[[ EXTRACTED DATA open ]]

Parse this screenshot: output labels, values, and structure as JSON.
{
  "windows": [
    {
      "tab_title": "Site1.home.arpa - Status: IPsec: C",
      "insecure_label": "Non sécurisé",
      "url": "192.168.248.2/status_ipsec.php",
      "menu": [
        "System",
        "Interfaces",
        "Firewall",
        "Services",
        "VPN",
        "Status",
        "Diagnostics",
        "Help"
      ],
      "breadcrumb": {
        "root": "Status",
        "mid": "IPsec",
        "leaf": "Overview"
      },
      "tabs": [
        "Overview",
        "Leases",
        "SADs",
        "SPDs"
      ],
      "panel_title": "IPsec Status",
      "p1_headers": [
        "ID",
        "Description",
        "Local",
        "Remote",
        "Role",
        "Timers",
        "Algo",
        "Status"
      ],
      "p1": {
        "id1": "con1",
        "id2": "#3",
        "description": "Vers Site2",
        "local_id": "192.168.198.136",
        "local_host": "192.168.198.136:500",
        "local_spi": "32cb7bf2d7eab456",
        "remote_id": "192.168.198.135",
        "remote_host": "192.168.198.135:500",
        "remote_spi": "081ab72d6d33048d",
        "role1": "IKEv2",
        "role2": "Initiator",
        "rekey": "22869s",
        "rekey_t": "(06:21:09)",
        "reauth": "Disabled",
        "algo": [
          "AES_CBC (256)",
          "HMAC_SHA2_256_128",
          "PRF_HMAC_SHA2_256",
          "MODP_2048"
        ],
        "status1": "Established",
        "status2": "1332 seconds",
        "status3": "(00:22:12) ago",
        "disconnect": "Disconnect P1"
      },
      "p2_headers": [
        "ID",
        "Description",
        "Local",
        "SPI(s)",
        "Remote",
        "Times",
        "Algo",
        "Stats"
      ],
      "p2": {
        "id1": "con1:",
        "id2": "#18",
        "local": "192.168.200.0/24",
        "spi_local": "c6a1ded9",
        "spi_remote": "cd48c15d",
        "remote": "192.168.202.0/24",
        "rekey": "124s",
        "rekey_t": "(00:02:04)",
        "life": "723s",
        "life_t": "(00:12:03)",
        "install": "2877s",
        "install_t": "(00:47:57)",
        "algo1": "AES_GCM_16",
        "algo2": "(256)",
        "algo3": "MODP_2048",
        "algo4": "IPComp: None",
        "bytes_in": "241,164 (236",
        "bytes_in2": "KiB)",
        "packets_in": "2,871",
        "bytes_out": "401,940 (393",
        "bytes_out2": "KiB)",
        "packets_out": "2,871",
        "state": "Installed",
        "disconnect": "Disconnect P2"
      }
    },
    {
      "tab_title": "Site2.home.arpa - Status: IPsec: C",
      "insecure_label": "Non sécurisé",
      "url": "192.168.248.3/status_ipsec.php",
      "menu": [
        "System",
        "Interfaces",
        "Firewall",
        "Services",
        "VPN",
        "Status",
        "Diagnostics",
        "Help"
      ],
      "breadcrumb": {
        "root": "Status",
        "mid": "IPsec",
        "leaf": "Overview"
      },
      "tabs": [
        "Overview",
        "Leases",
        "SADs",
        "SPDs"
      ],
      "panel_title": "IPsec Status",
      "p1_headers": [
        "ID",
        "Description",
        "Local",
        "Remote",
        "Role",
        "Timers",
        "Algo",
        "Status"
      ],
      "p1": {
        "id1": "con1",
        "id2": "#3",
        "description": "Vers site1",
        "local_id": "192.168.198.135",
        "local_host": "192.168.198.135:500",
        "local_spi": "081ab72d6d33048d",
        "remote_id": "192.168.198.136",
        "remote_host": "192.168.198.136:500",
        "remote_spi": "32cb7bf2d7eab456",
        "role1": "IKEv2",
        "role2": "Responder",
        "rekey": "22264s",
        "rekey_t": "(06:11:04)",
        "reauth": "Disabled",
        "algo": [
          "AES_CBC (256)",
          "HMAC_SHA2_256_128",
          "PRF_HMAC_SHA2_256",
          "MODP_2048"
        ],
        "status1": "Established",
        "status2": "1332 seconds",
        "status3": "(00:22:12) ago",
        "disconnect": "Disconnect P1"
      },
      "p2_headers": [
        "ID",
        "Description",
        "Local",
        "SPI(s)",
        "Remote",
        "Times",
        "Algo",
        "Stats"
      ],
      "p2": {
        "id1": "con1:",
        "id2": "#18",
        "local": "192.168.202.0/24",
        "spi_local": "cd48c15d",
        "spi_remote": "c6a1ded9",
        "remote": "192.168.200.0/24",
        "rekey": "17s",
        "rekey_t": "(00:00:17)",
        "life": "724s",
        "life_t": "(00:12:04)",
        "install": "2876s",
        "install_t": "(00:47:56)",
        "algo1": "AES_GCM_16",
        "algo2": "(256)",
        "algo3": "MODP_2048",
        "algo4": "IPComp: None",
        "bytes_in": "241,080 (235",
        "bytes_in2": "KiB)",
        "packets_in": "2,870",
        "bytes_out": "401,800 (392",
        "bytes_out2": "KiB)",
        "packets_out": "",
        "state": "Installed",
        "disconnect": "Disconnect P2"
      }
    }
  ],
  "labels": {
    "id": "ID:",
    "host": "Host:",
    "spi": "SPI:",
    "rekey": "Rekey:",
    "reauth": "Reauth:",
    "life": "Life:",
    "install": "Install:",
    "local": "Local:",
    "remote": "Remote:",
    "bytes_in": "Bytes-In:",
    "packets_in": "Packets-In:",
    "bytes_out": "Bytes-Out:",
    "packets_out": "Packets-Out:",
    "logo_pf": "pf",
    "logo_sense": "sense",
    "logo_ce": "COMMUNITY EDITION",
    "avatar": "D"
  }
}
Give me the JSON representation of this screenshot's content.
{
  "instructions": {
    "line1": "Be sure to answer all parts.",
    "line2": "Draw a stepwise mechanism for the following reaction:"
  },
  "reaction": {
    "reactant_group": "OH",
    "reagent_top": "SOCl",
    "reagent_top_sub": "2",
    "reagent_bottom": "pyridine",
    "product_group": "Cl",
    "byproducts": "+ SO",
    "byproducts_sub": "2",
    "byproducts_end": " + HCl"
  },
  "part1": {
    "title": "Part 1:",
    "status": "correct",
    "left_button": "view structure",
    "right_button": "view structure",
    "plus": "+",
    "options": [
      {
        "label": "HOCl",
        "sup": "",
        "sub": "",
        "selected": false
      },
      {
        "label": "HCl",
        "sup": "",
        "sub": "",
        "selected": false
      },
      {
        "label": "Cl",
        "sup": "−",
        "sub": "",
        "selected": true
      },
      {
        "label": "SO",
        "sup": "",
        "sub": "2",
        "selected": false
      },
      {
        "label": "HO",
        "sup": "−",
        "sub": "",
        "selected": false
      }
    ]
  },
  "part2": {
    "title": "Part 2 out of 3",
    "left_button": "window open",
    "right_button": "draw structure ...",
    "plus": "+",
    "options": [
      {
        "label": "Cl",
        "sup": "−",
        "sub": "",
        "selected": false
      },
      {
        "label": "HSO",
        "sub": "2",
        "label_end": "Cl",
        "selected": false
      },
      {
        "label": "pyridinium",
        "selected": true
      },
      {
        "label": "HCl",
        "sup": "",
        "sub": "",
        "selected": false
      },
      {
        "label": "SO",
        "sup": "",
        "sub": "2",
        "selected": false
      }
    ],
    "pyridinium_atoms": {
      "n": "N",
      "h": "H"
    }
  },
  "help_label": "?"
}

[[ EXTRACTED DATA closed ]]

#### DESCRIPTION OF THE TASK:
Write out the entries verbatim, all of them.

#### EXERCISE RESPONSE:
Parse this screenshot: output labels, values, and structure as JSON.
{
  "windows": [
    {
      "tab_title": "Site1.home.arpa - Status: IPsec: C",
      "insecure_label": "Non sécurisé",
      "url": "192.168.248.2/status_ipsec.php",
      "menu": [
        "System",
        "Interfaces",
        "Firewall",
        "Services",
        "VPN",
        "Status",
        "Diagnostics",
        "Help"
      ],
      "breadcrumb": {
        "root": "Status",
        "mid": "IPsec",
        "leaf": "Overview"
      },
      "tabs": [
        "Overview",
        "Leases",
        "SADs",
        "SPDs"
      ],
      "panel_title": "IPsec Status",
      "p1_headers": [
        "ID",
        "Description",
        "Local",
        "Remote",
        "Role",
        "Timers",
        "Algo",
        "Status"
      ],
      "p1": {
        "id1": "con1",
        "id2": "#3",
        "description": "Vers Site2",
        "local_id": "192.168.198.136",
        "local_host": "192.168.198.136:500",
        "local_spi": "32cb7bf2d7eab456",
        "remote_id": "192.168.198.135",
        "remote_host": "192.168.198.135:500",
        "remote_spi": "081ab72d6d33048d",
        "role1": "IKEv2",
        "role2": "Initiator",
        "rekey": "22869s",
        "rekey_t": "(06:21:09)",
        "reauth": "Disabled",
        "algo": [
          "AES_CBC (256)",
          "HMAC_SHA2_256_128",
          "PRF_HMAC_SHA2_256",
          "MODP_2048"
        ],
        "status1": "Established",
        "status2": "1332 seconds",
        "status3": "(00:22:12) ago",
        "disconnect": "Disconnect P1"
      },
      "p2_headers": [
        "ID",
        "Description",
        "Local",
        "SPI(s)",
        "Remote",
        "Times",
        "Algo",
        "Stats"
      ],
      "p2": {
        "id1": "con1:",
        "id2": "#18",
        "local": "192.168.200.0/24",
        "spi_local": "c6a1ded9",
        "spi_remote": "cd48c15d",
        "remote": "192.168.202.0/24",
        "rekey": "124s",
        "rekey_t": "(00:02:04)",
        "life": "723s",
        "life_t": "(00:12:03)",
        "install": "2877s",
        "install_t": "(00:47:57)",
        "algo1": "AES_GCM_16",
        "algo2": "(256)",
        "algo3": "MODP_2048",
        "algo4": "IPComp: None",
        "bytes_in": "241,164 (236",
        "bytes_in2": "KiB)",
        "packets_in": "2,871",
        "bytes_out": "401,940 (393",
        "bytes_out2": "KiB)",
        "packets_out": "2,871",
        "state": "Installed",
        "disconnect": "Disconnect P2"
      }
    },
    {
      "tab_title": "Site2.home.arpa - Status: IPsec: C",
      "insecure_label": "Non sécurisé",
      "url": "192.168.248.3/status_ipsec.php",
      "menu": [
        "System",
        "Interfaces",
        "Firewall",
        "Services",
        "VPN",
        "Status",
        "Diagnostics",
        "Help"
      ],
      "breadcrumb": {
        "root": "Status",
        "mid": "IPsec",
        "leaf": "Overview"
      },
      "tabs": [
        "Overview",
        "Leases",
        "SADs",
        "SPDs"
      ],
      "panel_title": "IPsec Status",
      "p1_headers": [
        "ID",
        "Description",
        "Local",
        "Remote",
        "Role",
        "Timers",
        "Algo",
        "Status"
      ],
      "p1": {
        "id1": "con1",
        "id2": "#3",
        "description": "Vers site1",
        "local_id": "192.168.198.135",
        "local_host": "192.168.198.135:500",
        "local_spi": "081ab72d6d33048d",
        "remote_id": "192.168.198.136",
        "remote_host": "192.168.198.136:500",
        "remote_spi": "32cb7bf2d7eab456",
        "role1": "IKEv2",
        "role2": "Responder",
        "rekey": "22264s",
        "rekey_t": "(06:11:04)",
        "reauth": "Disabled",
        "algo": [
          "AES_CBC (256)",
          "HMAC_SHA2_256_128",
          "PRF_HMAC_SHA2_256",
          "MODP_2048"
        ],
        "status1": "Established",
        "status2": "1332 seconds",
        "status3": "(00:22:12) ago",
        "disconnect": "Disconnect P1"
      },
      "p2_headers": [
        "ID",
        "Description",
        "Local",
        "SPI(s)",
        "Remote",
        "Times",
        "Algo",
        "Stats"
      ],
      "p2": {
        "id1": "con1:",
        "id2": "#18",
        "local": "192.168.202.0/24",
        "spi_local": "cd48c15d",
        "spi_remote": "c6a1ded9",
        "remote": "192.168.200.0/24",
        "rekey": "17s",
        "rekey_t": "(00:00:17)",
        "life": "724s",
        "life_t": "(00:12:04)",
        "install": "2876s",
        "install_t": "(00:47:56)",
        "algo1": "AES_GCM_16",
        "algo2": "(256)",
        "algo3": "MODP_2048",
        "algo4": "IPComp: None",
        "bytes_in": "241,080 (235",
        "bytes_in2": "KiB)",
        "packets_in": "2,870",
        "bytes_out": "401,800 (392",
        "bytes_out2": "KiB)",
        "packets_out": "",
        "state": "Installed",
        "disconnect": "Disconnect P2"
      }
    }
  ],
  "labels": {
    "id": "ID:",
    "host": "Host:",
    "spi": "SPI:",
    "rekey": "Rekey:",
    "reauth": "Reauth:",
    "life": "Life:",
    "install": "Install:",
    "local": "Local:",
    "remote": "Remote:",
    "bytes_in": "Bytes-In:",
    "packets_in": "Packets-In:",
    "bytes_out": "Bytes-Out:",
    "packets_out": "Packets-Out:",
    "logo_pf": "pf",
    "logo_sense": "sense",
    "logo_ce": "COMMUNITY EDITION",
    "avatar": "D"
  }
}
Give me the JSON representation of this screenshot's content.
{
  "instructions": {
    "line1": "Be sure to answer all parts.",
    "line2": "Draw a stepwise mechanism for the following reaction:"
  },
  "reaction": {
    "reactant_group": "OH",
    "reagent_top": "SOCl",
    "reagent_top_sub": "2",
    "reagent_bottom": "pyridine",
    "product_group": "Cl",
    "byproducts": "+ SO",
    "byproducts_sub": "2",
    "byproducts_end": " + HCl"
  },
  "part1": {
    "title": "Part 1:",
    "status": "correct",
    "left_button": "view structure",
    "right_button": "view structure",
    "plus": "+",
    "options": [
      {
        "label": "HOCl",
        "sup": "",
        "sub": "",
        "selected": false
      },
      {
        "label": "HCl",
        "sup": "",
        "sub": "",
        "selected": false
      },
      {
        "label": "Cl",
        "sup": "−",
        "sub": "",
        "selected": true
      },
      {
        "label": "SO",
        "sup": "",
        "sub": "2",
        "selected": false
      },
      {
        "label": "HO",
        "sup": "−",
        "sub": "",
        "selected": false
      }
    ]
  },
  "part2": {
    "title": "Part 2 out of 3",
    "left_button": "window open",
    "right_button": "draw structure ...",
    "plus": "+",
    "options": [
      {
        "label": "Cl",
        "sup": "−",
        "sub": "",
        "selected": false
      },
      {
        "label": "HSO",
        "sub": "2",
        "label_end": "Cl",
        "selected": false
      },
      {
        "label": "pyridinium",
        "selected": true
      },
      {
        "label": "HCl",
        "sup": "",
        "sub": "",
        "selected": false
      },
      {
        "label": "SO",
        "sup": "",
        "sub": "2",
        "selected": false
      }
    ],
    "pyridinium_atoms": {
      "n": "N",
      "h": "H"
    }
  },
  "help_label": "?"
}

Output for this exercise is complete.